The Moon is tidally locked to Earth - a long time ago it was spinning, but after a time, the spin stopped - two factors stabilizing it: unequal mass distribution creating an equilibrium position where there's one "preferred" axis by which it faces Earth - an attractor, and the dynamic tidal forces acting as stress upon its structure, dissipating the energy - a friction, reducing the rotation speed.
So, at one point in time, it would no longer complete a full spin, but instead reverse its turn direction, start spinning in opposite direction, with maximum spin speed around the time where the "preferred" axis faces Earth, then slowing down again, until its spin stops, and reverses direction again - each time the angle smaller as the dynamic forces act against the direction of rotation - but also, with the rotation angle and angular velocity dropping, the value of the dynamic forces dropping.
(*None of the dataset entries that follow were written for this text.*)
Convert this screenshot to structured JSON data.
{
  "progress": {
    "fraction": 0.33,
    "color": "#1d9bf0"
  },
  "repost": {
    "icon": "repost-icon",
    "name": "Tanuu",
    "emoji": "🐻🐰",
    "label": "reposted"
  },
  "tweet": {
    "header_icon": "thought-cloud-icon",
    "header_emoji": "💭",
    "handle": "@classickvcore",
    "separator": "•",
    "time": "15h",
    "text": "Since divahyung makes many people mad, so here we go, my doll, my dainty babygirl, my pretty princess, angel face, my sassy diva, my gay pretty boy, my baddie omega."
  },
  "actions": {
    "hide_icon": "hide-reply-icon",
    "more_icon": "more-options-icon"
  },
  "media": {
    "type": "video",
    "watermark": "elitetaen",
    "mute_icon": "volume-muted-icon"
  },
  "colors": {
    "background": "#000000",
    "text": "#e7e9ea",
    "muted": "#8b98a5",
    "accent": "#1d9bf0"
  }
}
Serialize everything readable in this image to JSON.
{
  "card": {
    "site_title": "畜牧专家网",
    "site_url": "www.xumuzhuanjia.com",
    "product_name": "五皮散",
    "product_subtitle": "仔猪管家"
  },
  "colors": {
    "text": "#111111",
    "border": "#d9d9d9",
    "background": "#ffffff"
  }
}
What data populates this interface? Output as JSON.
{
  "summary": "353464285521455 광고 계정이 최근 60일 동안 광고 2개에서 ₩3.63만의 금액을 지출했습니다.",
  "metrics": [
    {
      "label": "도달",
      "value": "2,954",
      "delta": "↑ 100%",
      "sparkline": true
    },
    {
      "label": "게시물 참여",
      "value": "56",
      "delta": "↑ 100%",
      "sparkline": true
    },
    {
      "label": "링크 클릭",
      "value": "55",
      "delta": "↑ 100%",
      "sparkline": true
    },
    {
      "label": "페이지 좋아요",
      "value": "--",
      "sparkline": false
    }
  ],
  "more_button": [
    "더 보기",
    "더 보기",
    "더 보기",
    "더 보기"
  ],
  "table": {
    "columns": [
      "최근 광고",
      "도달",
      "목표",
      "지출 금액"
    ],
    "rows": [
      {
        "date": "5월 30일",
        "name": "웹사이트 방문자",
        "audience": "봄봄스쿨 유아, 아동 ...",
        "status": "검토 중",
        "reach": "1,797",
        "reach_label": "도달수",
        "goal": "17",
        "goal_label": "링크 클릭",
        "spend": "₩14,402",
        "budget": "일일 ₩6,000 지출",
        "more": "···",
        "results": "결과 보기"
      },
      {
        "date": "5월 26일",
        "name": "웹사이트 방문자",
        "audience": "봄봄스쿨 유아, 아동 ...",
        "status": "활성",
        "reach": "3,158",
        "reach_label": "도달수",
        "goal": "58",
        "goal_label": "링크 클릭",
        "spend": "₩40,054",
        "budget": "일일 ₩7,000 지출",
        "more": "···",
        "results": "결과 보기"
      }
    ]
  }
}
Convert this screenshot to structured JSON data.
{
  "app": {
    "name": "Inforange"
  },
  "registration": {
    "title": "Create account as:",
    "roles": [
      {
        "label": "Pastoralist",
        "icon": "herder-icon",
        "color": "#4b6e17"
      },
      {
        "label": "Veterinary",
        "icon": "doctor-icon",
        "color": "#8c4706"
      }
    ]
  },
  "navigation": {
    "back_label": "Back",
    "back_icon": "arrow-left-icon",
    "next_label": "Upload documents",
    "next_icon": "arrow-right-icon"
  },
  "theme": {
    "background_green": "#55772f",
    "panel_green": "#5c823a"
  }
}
There is a significant apparent wobble caused by the orbit's eccentricity, and possibly some actual continuous wobble, as the result - with the attractor axis missing Earth as result. But is there any long-term oscillation left over from the times when the Moon was spinning - a harmonic motion around its original spin axis, that would likely not be in tune with the orbital period? (I imagine the period of these oscillations would be very long; after all it's about reversing Moon's spin back and forth, by a force that isn't all that strong.)